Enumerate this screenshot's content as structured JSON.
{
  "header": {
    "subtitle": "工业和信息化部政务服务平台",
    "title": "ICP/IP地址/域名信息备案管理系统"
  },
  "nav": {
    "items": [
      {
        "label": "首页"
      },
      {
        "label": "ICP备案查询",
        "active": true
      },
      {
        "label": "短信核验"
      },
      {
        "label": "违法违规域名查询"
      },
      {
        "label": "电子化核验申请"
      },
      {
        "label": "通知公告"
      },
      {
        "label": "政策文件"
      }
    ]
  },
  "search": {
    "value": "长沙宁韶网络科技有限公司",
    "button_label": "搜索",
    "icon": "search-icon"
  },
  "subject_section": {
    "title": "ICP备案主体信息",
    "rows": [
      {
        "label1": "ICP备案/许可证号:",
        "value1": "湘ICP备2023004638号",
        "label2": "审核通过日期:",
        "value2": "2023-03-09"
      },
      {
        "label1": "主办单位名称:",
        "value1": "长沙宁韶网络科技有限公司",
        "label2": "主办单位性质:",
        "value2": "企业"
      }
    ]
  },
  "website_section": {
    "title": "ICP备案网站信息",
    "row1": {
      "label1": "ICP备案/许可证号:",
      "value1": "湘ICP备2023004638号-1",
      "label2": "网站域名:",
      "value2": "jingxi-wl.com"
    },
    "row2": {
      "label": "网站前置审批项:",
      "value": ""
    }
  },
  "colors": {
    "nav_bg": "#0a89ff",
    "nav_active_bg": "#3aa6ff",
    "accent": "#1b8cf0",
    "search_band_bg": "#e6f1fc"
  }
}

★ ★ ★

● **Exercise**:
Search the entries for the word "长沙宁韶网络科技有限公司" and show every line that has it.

● **Answer for this exercise**:
    "value": "长沙宁韶网络科技有限公司",
        "value1": "长沙宁韶网络科技有限公司",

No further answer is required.